Six-year-old Brandon decided one Saturday morning to fix his parents pancakes. He found a big bowl and spoon, pulled a chair to the counter, opened the cupboard and pulled out the heavy flour canister, spilling it on the floor. He scooped some of the flour into the bowl with his hands, mixed in most of a cup of milk and added some sugar, leaving a floury trail on the floor which by now had a few tracks left by his kitten. 

Brandon was covered with flour and getting frustrated. He wanted this to be something very good for Mom and Dad, but it was getting very bad. He didn't know what to do next, whether to put it all into the oven or on the stove (and he didn't know how the stove worked!). 

Suddenly he saw his kitten licking from the bowl of mix and reached to push her away, knocking the egg carton to the floor. Frantically he tried to clean up this monumental mess but slipped on the eggs, getting his pajamas white and sticky. And just then he saw Dad standing at the door.

Big crocodile tears welled up in Brandon's eyes. All he'd wanted to do was something good, but he'd made a terrible mess. He was sure a scolding was coming, maybe even a spanking. But his father just watched him. Then, walking through the mess, he picked up his crying son, hugged him and loved him, getting his own pajamas white and sticky in the process.

That's how God deals with us. We try to do something good in life, but it turns into a mess. Our marriage gets all sticky or we insult a friend or we can't stand our job or our health goes sour. Sometimes we just stand there in tears because we can't think of anything else to do. That's when God picks us up and loves us and forgives us, even though some of our mess gets all over Him. But just because we might mess up, we can't stop trying to "make pancakes," for God or for others. 

Sooner or later we'll get it right, and then they'll be glad we tried... I was thinking... I could die today, tomorrow or next week and I wondered if I had any wounds needing to be healed, friendships that need rekindling or three words needing to be said, sometimes, "I love you" can heal & bless. Let everyone of your friends know you love them, even if you think they don't love back, you would be amazed at what those three little words and a smile can do.

Just in case I die tomorrow...

I'll Be Your Arms

Provided by Free Christian Content.org

Bob Butler lost his legs in a 1965 land mine explosion in Vietnam. He returned home a war hero. Twenty years later, he proved once again that heroism comes from the heart.

Butler was working in his garage in a small town in Arizona on a hot summer day when he heard a woman's screams coming from a nearby house. He began rolling his wheelchair toward the house but the dense shrubbery wouldn't allow him access to the back door. So he got out of his chair and started to crawl through the dirt and bushes.

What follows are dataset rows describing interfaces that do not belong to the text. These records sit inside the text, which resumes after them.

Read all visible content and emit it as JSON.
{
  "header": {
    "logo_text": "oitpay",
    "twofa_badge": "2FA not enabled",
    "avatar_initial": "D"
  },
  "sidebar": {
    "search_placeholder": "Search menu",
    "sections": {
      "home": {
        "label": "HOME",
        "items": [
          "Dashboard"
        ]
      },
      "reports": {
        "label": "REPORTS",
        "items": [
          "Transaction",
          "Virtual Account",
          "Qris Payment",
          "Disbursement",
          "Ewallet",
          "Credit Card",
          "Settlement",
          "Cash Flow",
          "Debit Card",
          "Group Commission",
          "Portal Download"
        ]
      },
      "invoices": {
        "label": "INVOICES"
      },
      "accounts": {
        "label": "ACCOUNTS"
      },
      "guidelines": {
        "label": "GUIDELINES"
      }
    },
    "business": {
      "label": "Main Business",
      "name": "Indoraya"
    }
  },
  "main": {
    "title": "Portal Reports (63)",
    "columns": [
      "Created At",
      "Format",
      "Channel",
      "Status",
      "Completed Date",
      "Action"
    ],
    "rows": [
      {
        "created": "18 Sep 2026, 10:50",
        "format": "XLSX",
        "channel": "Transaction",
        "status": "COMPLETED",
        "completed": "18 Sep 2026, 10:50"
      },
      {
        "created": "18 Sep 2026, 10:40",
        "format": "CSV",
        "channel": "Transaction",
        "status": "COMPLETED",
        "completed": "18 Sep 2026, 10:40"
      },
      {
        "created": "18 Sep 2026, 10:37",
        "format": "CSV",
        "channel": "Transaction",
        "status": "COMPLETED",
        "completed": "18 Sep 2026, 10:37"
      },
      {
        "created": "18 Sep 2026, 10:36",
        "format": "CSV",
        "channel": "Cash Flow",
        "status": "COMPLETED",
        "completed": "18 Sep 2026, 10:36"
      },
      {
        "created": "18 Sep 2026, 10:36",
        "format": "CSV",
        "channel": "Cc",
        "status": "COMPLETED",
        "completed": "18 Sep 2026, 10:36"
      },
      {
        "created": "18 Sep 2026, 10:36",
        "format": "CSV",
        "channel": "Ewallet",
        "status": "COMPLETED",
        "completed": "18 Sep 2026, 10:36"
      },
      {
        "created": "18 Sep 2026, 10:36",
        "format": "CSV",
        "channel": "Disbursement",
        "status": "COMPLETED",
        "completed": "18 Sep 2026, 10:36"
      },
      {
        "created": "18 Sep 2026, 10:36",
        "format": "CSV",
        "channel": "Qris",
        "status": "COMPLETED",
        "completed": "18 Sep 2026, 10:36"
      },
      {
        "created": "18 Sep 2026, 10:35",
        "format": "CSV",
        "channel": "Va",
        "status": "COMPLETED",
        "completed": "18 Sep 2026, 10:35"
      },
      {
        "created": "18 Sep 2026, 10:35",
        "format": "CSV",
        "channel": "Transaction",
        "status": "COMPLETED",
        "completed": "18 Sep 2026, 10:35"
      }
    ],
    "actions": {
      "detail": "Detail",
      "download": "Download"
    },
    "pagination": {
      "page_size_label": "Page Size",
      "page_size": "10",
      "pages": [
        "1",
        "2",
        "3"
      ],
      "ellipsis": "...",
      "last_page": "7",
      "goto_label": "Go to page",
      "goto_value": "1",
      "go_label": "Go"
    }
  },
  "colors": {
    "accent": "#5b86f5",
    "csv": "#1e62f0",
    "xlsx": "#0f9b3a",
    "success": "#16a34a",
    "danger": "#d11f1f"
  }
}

I had to get there, he says. It didn't matter how much it hurt. When Butler arrived at the pool there was a three-year-old girl named Stephanie Hanes lying at the bottom. She had been born without arms and had fallen in the water and couldn't swim.

Her mother stood over her baby screaming frantically. Butler dove to the bottom of the pool and brought little Stephanie up to the deck. Her face was blue, she had no pulse and was not breathing. Butler immediately went to work performing CPR to revive her while Stephanie's mother telephoned the fire department. She was told the paramedics were already out on a call. Helplessly, she sobbed and hugged Butler's shoulder.

As Butler continued with his CPR, he calmly reassured her. Don't worry, he said. I was her arms to get out of the pool. It'll be okay. I am now her lungs. Together we can make it. Seconds later the little girl coughed, regained consciousness, and began to cry. As they hugged and rejoiced together the mother asked Butler how he knew it would be okay.

The truth is, I didn't know, he told her. But when my legs were blown off in the war, I was all alone in a field. No one was there to help except a little Vietnamese girl. As she struggled to drag me into her village, she whispered in broken English, It okay. You can live. I be your legs. Together we make it. Her kind words brought hope to my soul and I wanted to do the same for Stephanie.

There are simply those times when we cannot stand alone. There are those times when we need someone to be our legs, our arms, our friend.